Task goal - Read the records that follow and state how many lines hold "duration", adding nothing else.

[Entries from a dataset of interfaces]
BEGIN
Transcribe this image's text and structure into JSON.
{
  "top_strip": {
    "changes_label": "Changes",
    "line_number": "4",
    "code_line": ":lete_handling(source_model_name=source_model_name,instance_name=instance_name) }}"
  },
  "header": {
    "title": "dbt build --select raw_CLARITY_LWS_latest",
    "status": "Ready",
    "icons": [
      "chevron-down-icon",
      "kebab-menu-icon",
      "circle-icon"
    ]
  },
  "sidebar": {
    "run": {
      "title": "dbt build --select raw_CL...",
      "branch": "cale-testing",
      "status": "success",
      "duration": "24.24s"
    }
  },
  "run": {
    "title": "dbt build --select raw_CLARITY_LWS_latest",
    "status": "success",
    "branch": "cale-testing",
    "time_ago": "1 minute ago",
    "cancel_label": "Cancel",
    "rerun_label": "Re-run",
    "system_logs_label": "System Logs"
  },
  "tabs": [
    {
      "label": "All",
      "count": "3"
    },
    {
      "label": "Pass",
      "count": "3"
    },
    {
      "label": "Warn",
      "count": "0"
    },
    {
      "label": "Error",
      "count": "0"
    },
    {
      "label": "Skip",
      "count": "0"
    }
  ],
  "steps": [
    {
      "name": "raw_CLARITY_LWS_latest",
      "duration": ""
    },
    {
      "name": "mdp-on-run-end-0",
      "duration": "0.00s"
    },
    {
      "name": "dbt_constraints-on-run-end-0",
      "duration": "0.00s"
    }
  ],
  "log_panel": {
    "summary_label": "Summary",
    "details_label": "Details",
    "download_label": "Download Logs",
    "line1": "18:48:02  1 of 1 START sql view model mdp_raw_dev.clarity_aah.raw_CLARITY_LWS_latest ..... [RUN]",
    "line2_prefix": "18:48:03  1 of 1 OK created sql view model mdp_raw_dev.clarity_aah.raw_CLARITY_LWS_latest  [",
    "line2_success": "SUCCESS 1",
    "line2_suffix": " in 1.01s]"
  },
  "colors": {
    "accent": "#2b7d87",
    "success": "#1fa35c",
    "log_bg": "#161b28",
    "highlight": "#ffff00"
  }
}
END
Written solution - 4